This sadness, which I will define as a building ennui resulting from the fact that a part of my life is changing and I am powerless to stop it, has grabbed a hold of me of late. This time though I did not fight it. At all. Not one little bit. There has been something strangely comforting about it. It felt like a thing I needed to go through. It is hanging around, like a friend keeping you company when you are sad, waiting with you until you fall asleep. And believe me, sleep I have been partaking of, most nights between ten and twelve hours. This is all about my parents and their current state. I cannot and will not go into details. Before you ask I will tell you that they are fine. I am fine too. I have crumbled under the weight of pressure and reality. I would normally want to deny this to myself and certainly not want to share it. But I am sharing it because I think it is important for me to realize that it is okay to not be the rock all the time. Human frailty can be a beautiful and important thing after all, both to our minds and to our hearts.
Barb has always said that one of the things she has admired about me is that I do not go there twice. We have talked about this before in the blog and I have been blissful and grateful at my ability to stay in the moment, feel the pain and resume joy. I had much joy during the holidays but I went there. Went there and stayed there. I handled it by not fighting it. I handled it by letting it take me where it wanted me to go. I move in slow motion doing things at a new pace. Christmas just came down yesterday. Very late for me. But I was enjoying the sparkling lights, the otherworldliness of the holidays, the heightened love and excitement.

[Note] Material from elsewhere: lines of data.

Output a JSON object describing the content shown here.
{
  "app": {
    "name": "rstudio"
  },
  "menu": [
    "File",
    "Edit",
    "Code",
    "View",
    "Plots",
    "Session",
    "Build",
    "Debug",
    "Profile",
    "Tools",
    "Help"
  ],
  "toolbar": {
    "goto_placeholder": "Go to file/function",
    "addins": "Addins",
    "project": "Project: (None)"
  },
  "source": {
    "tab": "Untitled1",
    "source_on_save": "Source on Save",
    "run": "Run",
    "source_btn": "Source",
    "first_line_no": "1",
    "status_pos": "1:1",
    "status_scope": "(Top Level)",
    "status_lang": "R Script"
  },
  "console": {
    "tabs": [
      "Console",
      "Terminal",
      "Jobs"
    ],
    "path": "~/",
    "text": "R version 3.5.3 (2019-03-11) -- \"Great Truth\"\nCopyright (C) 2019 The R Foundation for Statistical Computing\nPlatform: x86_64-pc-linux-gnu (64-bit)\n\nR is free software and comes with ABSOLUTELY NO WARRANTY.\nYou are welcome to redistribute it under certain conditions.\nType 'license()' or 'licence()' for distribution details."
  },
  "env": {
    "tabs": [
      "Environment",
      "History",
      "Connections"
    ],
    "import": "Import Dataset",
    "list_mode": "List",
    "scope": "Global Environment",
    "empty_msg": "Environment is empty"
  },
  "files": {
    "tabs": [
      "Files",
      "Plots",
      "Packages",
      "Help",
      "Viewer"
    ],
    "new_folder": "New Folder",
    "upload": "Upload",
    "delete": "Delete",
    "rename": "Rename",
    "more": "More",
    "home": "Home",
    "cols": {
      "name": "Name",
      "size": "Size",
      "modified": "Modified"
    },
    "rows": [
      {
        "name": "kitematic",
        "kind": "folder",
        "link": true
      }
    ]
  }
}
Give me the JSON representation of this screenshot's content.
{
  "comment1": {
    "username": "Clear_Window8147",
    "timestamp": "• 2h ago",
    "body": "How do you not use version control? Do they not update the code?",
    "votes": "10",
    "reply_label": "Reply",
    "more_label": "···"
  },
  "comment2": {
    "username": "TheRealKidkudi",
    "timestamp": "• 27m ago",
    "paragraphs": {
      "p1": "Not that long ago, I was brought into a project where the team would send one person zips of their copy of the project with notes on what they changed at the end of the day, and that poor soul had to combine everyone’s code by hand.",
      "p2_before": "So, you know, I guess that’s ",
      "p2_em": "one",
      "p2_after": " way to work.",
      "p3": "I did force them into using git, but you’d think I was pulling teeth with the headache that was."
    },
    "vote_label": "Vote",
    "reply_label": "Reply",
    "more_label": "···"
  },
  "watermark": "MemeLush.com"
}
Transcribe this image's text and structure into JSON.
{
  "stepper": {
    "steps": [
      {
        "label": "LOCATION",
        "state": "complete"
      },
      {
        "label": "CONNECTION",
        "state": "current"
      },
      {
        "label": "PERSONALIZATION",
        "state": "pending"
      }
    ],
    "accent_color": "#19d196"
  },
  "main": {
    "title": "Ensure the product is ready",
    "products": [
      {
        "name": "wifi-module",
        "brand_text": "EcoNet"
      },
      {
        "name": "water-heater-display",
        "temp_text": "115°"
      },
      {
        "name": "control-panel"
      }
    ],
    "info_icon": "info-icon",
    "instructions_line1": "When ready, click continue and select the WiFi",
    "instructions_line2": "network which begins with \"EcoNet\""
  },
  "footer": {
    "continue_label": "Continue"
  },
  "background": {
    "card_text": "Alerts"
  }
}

My sadness was capped off on New Year’s day when we learned that my Dad’s sister Jeanette had died. She had been suffering and she was not really in this world anymore and so it was somewhat a relief, albeit a painful one for her family. My parents wept for her, for all their long gone pals and families, and for the passage of time. My Dad’s family of ten siblings is now down to four. Two men, two women in their 80’s and 90’s. What a wonderful thing that is, right? I know it is.
Still, I sat in my sadness in that brand new year, knowing with full assuredness that the sadness would end, because I know who I am in reality and I know that this is simply a path that I had to go down. I went there without protest, tossing breadcrumbs along the way.
The crumbs that lead me home were the following. My dear darling friend Cheryl sent me a photo from a year ago with me and Dad on New Year’s Eve laughing our exact same laugh with the caption, “THIS is who you are!” My husband accepted my quiet journey with his usual gentle loving way, helping me, supporting me and cooking for me! Barbara and I had lunch with Souzan, a valued member of our blog family who happened to be in town, and her intelligent elegant open spirit gave me a huge boost. She has no idea how the timing of her visit contributed to my soul. Well, I guess she does now actually!
And just as the final decoration was coming down from the tree, the florist arrived with the most beautiful white orchid to grace our now toned-down surroundings. It was from my parents and the card said, “To the nicest, happiest couple we know. Love, Mom and Dad”. These were welcome breadcrumbs! So after a somewhat rough day yesterday, I decided to challenge myself today to something I have only ever done twice in my life. I decided to read a book in a day. Now to be honest it was only 200 pages, but to be frank, I feel like I have just conquered the world. The meaning of the book was deepened for me as it was a Christmas gift from a dear friend who is facing this week the second anniversary of her husband’s death, an anniversary that falls on our wedding anniversary. The book is about Paris and about love and about loss. It is called Paris A Love Story. As I relished every page, it reminded me of our own family trip to Paris when the boy was twelve. I thought of our darling friend Sean’a and her and her husband’s recent Christmas trip to Paris, the daily diaries of which were some of my favourite parts of the holidays. So I sat down to read this morning and, as I picked up the book, I saw a phrase I had scrawled on a piece of paper. It was the title of this blog that I had yet to write based on my behaviour towards life these last couple of weeks. It said, “Be tender with yourself”, which is a choice I made when I realized I was increasingly sad and overwhelmed. A few pages into the book, the author, reeling from sadness, said she decided “to be kind to herself”. And there we are.
Barbara: Dear Deb, as you know, I’m well aware of what you’ve been going through and, because I didn’t know if you would talk about it here, have sketched out my own blog-post about depression and transformation—not just as a result of our few conversations about this, but because it seems to have become a recurring theme in many conversations I’ve been having of late. I think I will let your deeply-felt and conveyed words stand here today, as they are, and leave my thoughts on this for my next post. Because the other thing I’ve noticed about myself is that I no longer feel the need to earnestly cajole someone out of a slump. I respect your need to “go there” this time, and I respect your wisdom and intelligence in dealing with this as you must. I think it’s vital that you do what you are doing. I’m just here. Just so you know. Here.